In late 2020, Canada’s Public Sector Pension Investment Board (PSP), which invests $170 billion worth of pensions belonging to federal government employees like public service workers and employees, bought over 600,000 shares of US private prison companies GEO GEO-1% Group and CoreCivic. According to a February 12th 2021 report filed with the SEC, that totaled about $4.7 million to the companies who have been found to be key players in family separation and continued detainment of migrants suffering from Covid-19.
On March 15th, however, the public learned that PSP pledged to fully divest from the industry amidst public pressure — a financial blow to two companies who have already lost financial support and credibility from major bank financers over the past few years.

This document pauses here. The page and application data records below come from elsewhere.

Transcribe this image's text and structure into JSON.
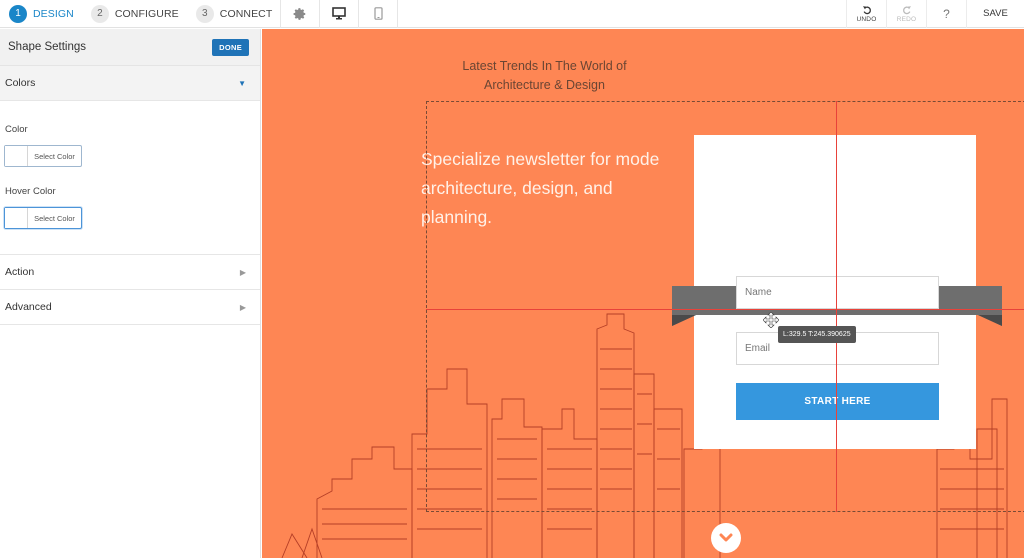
{
  "steps": [
    {
      "num": "1",
      "label": "DESIGN"
    },
    {
      "num": "2",
      "label": "CONFIGURE"
    },
    {
      "num": "3",
      "label": "CONNECT"
    }
  ],
  "toolbar": {
    "undo": "UNDO",
    "redo": "REDO",
    "help": "?",
    "save": "SAVE",
    "icons": [
      "gear-icon",
      "desktop-icon",
      "mobile-icon",
      "undo-icon",
      "redo-icon"
    ]
  },
  "sidebar": {
    "title": "Shape Settings",
    "done": "DONE",
    "sections": {
      "colors": "Colors",
      "action": "Action",
      "advanced": "Advanced"
    },
    "fields": [
      {
        "label": "Color",
        "button": "Select Color"
      },
      {
        "label": "Hover Color",
        "button": "Select Color"
      }
    ]
  },
  "canvas": {
    "kicker": [
      "Latest Trends In The World of",
      "Architecture & Design"
    ],
    "headline": [
      "Specialize newsletter for mode",
      "architecture, design, and",
      "planning."
    ],
    "name_placeholder": "Name",
    "email_placeholder": "Email",
    "cta": "START HERE",
    "coords": "L:329.5 T:245.390625"
  },
  "colors": {
    "accent": "#1a86c8",
    "canvas_bg": "#fe8654",
    "cta_bg": "#3597de",
    "guide_line": "#e8423a",
    "ribbon": "#6e6e6e"
  }
}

This announcement by PSP adds them to the list of pension funds who have made an explicit commitment to no longer fund private prisons; joining New York City’s public pension system, The Philadelphia Board of Pensions Retirement, New Mexico Teachers’ Pension Fund, the California Public Employees’ Retirement System, The Canadian Pension Plan Investment Board, and many more who have also taken a stand against the industry.

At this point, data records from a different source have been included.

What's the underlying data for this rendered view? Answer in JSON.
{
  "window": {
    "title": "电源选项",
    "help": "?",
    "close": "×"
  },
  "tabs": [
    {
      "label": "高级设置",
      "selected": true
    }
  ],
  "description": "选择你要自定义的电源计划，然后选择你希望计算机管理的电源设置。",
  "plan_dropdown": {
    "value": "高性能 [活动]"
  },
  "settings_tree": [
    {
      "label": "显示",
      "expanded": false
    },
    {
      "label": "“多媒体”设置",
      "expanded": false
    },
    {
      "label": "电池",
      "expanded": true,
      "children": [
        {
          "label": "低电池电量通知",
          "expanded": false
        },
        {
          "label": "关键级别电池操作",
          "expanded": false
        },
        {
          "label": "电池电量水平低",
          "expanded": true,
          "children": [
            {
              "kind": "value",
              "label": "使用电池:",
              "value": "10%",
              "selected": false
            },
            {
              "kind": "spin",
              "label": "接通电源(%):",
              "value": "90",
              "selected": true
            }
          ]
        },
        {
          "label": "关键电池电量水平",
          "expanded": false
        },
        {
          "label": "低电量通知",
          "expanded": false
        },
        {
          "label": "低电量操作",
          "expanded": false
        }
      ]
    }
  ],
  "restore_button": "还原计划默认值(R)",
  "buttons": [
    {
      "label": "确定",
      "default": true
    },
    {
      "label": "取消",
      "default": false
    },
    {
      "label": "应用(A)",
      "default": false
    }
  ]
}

In late February, the State University of New York Cortland Faculty Senate, which represents instructors at the Southern Tier school, unanimously passed a resolution urging its pension fund manager, Teachers Insurance and Annuity Association, to divest from fossil fuel companies. “Whereas, the Teachers Insurance and Annuity Association of America-College Retirement Equities Fund (TIAA) has $8 billion invested in industries promoting fossil fuel production, distribution and consumption,” reads the resolution, “…Therefore be it resolved, that the SUNY Cortland faculty urges the SUNY Board of Trustees to support and advocate for the divestment of TIAA funds from all fossil fuel holdings….”

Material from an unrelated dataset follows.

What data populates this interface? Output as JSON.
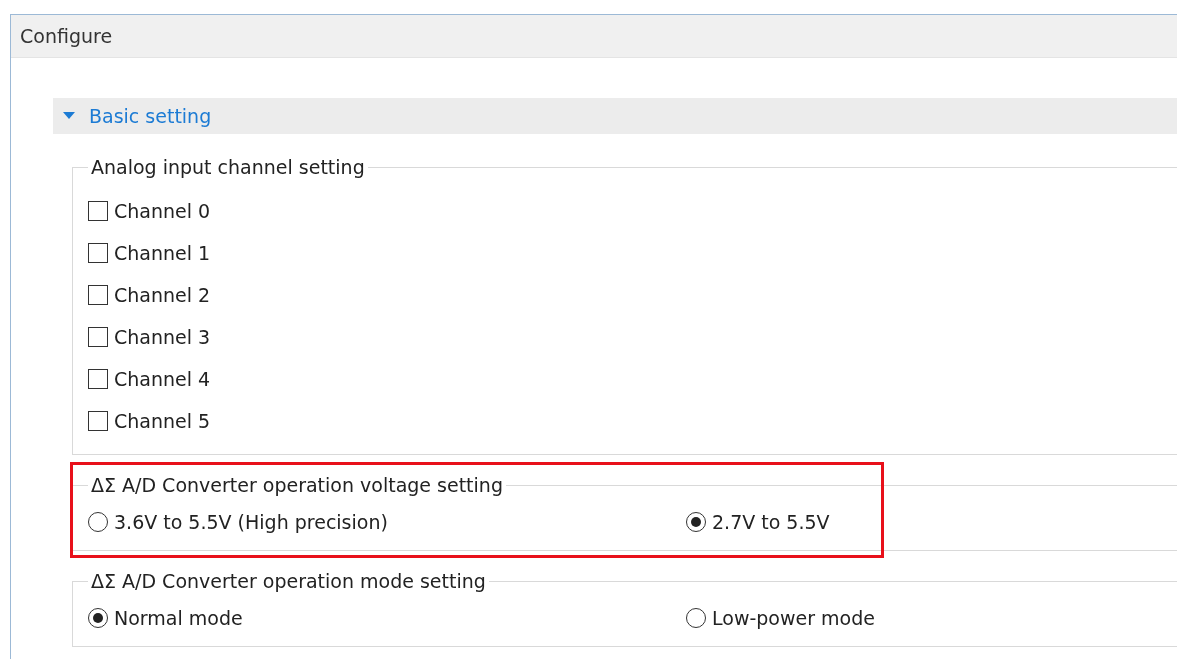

In doing so, the SUNY Cortland Faculty Senate became the latest institution to join TIAA Divest, a campaign demanding that TIAA cease investing in fossil fuel projects, businesses involved in deforestation, and other enterprises accelerating climate change. TIAA has thus far refused to take action, but environmentalists hope that the growing pressure from clients like SUNY faculty will force its hand.
Readers, I have long been of the opinion that it’s a sensible approach to enable savers to choose among multiple retirement funds, so that they are able to reflect their particular ethical concerns, whether this means an “ESG” (environmental, social, and governance-issue focused) fund or a religious-screening approach, such as excluding companies which donate to Planned Parenthood (Ave Maria Funds) or which are in the alcohol industry (GuideStone Funds).
But no state official should be using investors’ money to play politics — not the money of individual investors through state-run IRAs or the retirement savings accounts of state employees, and not the money of public pension funds. And, frankly, I find it appalling that these sorts of actions aren’t universally considered to be wholly out of bounds — but I suppose living in Illinois (newly-declared the third-most-corrupt state, with Chicago as the most-corrupt city), I suppose I should lower my expectations. Readers in the remaining 49 states, however, should watch carefully.